We had received many emails from listeners intrigued by high yields on CDs offered by Millennium Bank in the Caribbean. We didn't like it. It was too good to be true. The risks were too high. Now, the SEC tells us that our instincts were right. It was a Ponzi scheme
Here's the SEC's complaint:
SEC Halts $68 Million Ponzi Scheme Involving Caribbean-Based Bank and Swiss Affiliate
FOR IMMEDIATE RELEASE
Washington, D.C., March 26, 2009 -- The Securities and Exchange Commission has obtained an emergency court order halting a $68 million Ponzi scheme involving the sale of fictitious high-yield certificates of deposit (CDs) by Caribbean-based Millennium Bank.
The SEC alleges that the scheme targeted U.S. investors and misled them into believing they were putting their money in supposedly safe and secure CDs that purportedly offered returns that were up to 321 percent higher than legitimate bank-issued CDs. The SEC's complaint alleges that William J. Wise of Raleigh, N.C., and Kristi M. Hoegel of Napa, Calif., orchestrated the scheme through Millennium Bank, its Geneva, Switzerland-based parent United Trust of Switzerland S.A., and U.S.-based affiliates UT of S, LLC and Millennium Financial Group. In addition to Wise and Kristi Hoegel and these entities, the SEC has charged Jacqueline S. Hoegel (who is the mother of Kristi Hoegel), Brijesh Chopra, and Philippe Angeloni for their roles in the scheme.
"As alleged in our complaint, the defendants disguised their Ponzi scheme as a legitimate offshore investment and made promises about exuberant returns that were just too good to be true," said Rose Romero, Director of the SEC's Fort Worth Regional Office. "This case demonstrates that investors need to be especially cautious when placing money with entities that may be outside the reach of U.S. regulators."
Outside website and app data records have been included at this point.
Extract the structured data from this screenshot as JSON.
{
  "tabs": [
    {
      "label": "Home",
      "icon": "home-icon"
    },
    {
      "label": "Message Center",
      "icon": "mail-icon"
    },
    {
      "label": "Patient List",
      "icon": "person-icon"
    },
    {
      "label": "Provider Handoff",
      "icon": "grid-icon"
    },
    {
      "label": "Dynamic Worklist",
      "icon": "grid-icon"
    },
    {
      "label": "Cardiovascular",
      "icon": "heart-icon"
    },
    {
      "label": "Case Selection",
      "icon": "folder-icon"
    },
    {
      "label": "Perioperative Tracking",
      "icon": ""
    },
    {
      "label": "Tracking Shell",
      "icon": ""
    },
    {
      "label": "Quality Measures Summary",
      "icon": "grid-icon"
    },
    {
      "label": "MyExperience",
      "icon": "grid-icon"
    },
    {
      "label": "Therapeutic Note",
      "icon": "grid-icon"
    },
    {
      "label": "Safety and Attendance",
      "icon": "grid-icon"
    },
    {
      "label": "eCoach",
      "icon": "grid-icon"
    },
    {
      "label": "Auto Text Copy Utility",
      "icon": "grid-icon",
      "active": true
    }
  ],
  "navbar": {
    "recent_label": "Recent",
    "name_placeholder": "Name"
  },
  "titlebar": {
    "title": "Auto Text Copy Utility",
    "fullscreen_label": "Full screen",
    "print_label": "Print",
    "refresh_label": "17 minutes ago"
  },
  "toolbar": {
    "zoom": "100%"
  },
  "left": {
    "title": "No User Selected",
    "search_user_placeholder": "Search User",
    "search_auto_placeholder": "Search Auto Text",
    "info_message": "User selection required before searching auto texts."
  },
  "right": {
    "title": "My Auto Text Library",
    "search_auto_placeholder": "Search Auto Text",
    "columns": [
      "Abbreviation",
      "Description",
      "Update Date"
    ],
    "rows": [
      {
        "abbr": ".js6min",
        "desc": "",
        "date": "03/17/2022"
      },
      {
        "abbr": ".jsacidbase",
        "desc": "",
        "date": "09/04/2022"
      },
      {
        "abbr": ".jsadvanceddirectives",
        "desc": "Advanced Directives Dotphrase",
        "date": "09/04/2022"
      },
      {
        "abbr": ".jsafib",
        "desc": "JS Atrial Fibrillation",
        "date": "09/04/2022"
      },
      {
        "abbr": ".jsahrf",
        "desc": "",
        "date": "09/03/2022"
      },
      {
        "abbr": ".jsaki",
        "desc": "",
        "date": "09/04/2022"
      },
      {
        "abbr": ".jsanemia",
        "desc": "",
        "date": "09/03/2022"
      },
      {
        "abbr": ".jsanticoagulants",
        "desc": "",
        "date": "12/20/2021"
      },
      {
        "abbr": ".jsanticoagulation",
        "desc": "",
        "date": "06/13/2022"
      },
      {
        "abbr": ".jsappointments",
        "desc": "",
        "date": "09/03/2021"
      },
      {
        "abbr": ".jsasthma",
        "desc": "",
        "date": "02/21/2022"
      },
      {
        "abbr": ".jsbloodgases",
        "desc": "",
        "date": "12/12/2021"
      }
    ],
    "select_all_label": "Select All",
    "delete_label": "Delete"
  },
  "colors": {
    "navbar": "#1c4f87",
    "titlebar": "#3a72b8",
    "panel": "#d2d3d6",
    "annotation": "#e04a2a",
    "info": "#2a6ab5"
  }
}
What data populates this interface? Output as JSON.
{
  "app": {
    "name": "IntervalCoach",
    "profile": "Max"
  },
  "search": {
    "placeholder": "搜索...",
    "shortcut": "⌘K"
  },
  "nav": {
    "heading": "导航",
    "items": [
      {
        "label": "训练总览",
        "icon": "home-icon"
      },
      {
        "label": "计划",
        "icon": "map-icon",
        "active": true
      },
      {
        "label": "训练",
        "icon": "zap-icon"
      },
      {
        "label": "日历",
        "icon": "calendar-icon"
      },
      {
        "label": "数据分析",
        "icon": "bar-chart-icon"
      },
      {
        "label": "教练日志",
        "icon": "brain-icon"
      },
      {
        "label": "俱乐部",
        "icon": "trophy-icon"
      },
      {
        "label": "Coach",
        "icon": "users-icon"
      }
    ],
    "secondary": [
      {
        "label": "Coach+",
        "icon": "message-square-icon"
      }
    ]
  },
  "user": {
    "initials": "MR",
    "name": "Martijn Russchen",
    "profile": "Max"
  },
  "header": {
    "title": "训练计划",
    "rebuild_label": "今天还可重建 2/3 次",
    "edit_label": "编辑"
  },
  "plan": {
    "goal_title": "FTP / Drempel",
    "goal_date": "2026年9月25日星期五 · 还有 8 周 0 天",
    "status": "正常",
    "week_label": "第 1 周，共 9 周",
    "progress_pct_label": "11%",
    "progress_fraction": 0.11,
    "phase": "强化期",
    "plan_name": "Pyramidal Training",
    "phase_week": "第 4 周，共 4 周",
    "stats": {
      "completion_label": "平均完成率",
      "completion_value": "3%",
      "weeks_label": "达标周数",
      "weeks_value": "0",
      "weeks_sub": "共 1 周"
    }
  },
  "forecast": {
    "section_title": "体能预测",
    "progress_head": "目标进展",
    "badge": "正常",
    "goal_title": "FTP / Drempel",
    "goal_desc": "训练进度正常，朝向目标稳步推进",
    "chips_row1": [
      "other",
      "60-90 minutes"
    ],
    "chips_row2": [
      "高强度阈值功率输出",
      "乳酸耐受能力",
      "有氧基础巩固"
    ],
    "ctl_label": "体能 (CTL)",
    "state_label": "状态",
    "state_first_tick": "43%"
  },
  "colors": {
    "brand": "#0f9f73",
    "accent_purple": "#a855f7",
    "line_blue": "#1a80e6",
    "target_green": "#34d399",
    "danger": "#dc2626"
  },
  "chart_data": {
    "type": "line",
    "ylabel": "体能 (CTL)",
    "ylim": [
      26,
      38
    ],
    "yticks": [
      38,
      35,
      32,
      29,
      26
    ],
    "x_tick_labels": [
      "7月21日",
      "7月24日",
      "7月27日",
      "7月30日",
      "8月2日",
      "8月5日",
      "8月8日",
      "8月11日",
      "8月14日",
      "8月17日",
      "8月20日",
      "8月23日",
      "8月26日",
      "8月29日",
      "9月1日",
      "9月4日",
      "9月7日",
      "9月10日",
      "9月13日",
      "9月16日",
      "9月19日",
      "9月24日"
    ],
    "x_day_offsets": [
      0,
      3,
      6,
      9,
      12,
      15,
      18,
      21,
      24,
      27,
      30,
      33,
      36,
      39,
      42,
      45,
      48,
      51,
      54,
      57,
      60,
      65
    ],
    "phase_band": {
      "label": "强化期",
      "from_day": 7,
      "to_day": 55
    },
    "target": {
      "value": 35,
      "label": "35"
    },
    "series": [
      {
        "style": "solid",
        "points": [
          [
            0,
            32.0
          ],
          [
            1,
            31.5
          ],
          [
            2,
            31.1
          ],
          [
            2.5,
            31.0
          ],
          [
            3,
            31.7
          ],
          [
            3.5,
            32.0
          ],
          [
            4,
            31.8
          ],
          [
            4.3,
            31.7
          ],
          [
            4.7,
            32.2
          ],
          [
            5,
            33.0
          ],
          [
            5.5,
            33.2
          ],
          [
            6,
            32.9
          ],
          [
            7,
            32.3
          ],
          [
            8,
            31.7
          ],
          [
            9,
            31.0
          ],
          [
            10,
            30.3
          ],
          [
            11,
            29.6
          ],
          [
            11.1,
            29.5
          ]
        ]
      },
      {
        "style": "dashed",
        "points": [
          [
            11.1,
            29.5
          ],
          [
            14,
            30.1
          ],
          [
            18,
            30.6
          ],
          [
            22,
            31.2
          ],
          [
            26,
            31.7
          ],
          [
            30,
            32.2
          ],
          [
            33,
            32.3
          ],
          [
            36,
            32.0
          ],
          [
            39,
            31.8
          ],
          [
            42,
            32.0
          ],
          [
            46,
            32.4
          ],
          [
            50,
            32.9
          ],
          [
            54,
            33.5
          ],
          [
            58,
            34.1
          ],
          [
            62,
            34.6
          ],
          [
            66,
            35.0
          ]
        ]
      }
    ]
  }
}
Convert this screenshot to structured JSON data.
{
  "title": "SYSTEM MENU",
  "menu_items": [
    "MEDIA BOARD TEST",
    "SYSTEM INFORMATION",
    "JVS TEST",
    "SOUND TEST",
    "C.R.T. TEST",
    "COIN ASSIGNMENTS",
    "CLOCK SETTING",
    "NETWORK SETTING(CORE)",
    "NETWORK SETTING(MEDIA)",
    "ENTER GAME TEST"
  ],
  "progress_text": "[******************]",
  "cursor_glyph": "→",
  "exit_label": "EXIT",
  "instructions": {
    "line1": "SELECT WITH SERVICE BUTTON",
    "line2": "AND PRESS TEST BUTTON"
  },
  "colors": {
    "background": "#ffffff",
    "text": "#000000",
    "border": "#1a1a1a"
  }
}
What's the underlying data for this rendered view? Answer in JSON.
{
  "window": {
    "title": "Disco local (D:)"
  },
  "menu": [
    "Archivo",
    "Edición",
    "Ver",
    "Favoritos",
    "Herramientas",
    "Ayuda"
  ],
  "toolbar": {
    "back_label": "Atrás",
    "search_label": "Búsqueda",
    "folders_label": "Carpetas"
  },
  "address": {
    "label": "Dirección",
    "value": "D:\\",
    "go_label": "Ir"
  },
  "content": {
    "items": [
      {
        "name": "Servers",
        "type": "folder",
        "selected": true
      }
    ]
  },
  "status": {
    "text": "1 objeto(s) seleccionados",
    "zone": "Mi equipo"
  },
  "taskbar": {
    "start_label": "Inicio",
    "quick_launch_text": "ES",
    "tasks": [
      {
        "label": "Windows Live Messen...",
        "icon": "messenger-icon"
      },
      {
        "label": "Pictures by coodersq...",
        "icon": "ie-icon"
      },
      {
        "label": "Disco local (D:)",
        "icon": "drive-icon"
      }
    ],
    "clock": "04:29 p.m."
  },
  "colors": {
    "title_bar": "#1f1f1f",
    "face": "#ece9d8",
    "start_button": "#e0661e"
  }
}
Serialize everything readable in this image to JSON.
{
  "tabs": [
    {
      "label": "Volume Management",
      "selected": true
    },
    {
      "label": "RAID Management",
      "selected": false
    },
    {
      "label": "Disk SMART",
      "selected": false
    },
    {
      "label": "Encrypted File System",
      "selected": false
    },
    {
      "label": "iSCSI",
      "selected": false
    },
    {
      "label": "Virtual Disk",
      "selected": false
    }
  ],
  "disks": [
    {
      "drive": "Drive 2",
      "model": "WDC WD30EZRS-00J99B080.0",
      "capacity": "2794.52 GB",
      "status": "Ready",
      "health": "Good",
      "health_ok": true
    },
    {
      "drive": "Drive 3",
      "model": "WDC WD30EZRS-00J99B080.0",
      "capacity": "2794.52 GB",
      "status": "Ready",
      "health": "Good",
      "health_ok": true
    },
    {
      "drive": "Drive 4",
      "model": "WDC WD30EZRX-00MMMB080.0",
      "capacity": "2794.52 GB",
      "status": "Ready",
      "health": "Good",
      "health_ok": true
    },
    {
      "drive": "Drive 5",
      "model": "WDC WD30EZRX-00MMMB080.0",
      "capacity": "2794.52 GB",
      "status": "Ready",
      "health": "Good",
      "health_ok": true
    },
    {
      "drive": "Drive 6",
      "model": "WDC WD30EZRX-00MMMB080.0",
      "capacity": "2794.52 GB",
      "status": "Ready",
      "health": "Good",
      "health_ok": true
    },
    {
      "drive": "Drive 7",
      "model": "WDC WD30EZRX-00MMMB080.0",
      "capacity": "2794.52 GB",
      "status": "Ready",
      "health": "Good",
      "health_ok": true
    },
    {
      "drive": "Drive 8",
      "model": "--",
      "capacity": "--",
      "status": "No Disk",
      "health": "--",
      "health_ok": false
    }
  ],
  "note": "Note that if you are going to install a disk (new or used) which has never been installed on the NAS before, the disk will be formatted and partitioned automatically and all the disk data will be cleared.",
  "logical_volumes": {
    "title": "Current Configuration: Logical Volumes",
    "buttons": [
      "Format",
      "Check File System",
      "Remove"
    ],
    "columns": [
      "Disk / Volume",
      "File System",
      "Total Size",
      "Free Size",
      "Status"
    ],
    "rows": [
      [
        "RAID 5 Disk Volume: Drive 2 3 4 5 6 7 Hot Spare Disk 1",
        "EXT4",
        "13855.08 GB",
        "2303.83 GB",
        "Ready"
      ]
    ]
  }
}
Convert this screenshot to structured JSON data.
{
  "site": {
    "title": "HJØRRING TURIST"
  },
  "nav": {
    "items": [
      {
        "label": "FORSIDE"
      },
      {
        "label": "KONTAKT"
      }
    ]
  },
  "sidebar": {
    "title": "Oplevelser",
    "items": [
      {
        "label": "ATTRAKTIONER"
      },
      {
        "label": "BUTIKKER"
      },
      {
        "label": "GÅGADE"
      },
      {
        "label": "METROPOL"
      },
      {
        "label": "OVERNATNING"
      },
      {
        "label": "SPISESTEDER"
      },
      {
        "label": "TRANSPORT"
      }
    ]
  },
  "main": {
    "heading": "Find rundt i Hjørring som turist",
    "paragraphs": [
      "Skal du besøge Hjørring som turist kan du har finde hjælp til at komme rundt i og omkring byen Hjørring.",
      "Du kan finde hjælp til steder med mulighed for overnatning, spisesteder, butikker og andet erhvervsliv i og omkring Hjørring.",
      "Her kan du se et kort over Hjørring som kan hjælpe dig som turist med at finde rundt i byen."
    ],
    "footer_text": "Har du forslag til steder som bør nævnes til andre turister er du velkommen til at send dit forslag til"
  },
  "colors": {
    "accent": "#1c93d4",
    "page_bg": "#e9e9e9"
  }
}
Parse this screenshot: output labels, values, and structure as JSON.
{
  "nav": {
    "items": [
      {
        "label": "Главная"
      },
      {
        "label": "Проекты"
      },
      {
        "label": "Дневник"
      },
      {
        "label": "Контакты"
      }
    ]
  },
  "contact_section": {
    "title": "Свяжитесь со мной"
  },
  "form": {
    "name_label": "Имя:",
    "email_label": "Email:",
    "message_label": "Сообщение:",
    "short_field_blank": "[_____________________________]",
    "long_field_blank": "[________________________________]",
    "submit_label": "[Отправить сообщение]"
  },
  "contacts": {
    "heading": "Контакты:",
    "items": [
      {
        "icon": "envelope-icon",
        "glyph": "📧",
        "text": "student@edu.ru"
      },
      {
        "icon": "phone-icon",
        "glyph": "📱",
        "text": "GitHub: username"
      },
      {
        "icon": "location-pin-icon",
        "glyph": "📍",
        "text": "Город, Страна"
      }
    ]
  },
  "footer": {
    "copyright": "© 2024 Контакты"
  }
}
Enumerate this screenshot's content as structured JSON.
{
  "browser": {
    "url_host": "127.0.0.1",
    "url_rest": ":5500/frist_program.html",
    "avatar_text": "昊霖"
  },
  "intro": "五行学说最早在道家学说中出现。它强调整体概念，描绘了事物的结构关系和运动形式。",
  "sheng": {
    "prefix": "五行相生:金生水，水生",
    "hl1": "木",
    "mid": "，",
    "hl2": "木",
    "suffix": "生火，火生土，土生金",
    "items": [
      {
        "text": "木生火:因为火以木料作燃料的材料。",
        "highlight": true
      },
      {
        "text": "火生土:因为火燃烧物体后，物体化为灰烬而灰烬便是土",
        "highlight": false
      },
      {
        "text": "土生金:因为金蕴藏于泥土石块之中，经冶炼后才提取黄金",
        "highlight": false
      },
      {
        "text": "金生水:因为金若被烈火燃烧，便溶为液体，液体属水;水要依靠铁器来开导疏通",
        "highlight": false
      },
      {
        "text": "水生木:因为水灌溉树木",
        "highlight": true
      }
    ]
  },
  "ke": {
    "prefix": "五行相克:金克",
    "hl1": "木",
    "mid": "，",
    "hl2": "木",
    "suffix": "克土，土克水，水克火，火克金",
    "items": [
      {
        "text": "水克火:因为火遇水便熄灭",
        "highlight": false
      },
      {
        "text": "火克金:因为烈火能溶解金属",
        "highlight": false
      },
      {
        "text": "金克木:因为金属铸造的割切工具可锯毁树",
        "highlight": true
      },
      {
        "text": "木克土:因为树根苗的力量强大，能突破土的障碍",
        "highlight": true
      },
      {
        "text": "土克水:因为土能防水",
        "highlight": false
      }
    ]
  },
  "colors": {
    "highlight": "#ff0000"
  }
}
According to the SEC's complaint, at least $68 million was raised from more than 375 investors since July 2004. Millennium Bank, a licensed St. Vincent and the Grenadines bank, solicited new investors for its CD program through blatant misrepresentations and glaring omissions in its online solicitations and in advertising campaigns targeting high net-worth individuals. For example, in offering materials, Millennium Bank claimed that its parent, United Trust of Switzerland S.A., provides Millennium Bank with "over 75 years of banking experience, correspondent banking relationships, decades of knowledge in privacy and confidentiality as well as extensive training for our customer services professionals." In fact, the SEC alleges, United Trust of Switzerland S.A. is not a Swiss-licensed bank or securities dealer. Potential investors visiting Millennium Bank's Web site also were falsely informed that Millennium Bank is not affected by the global financial crisis and has a 100 percent client satisfaction record going back close to 10 years, and has its own affiliate asset management company with highly seasoned professionals who invest meticulously.
The SEC alleges that investor funds were not used for legitimate banking or investment activities. Instead, to create the appearance of a legitimate offshore investment, investors purchasing the CDs were instructed to deliver their investment checks to the offshore bank. The SEC alleges that the checks were then packaged and delivered to UT of S LLC's office in Napa, Calif., where the checks were electronically deposited by a remote deposit machine into a UT of S, LLC account. The account, which is held at a U.S. financial institution, also received millions of dollars of investor funds via wire transfer. From that account, the SEC alleges, the defendants misappropriated a vast majority of the investor funds to enrich themselves and pay personal expenses, while making relatively small Ponzi payments to investors.
Judge Reed O'Connor, in the U.S. District Court for the Northern District of Texas, granted the SEC's request for an asset freeze and emergency relief for investors.....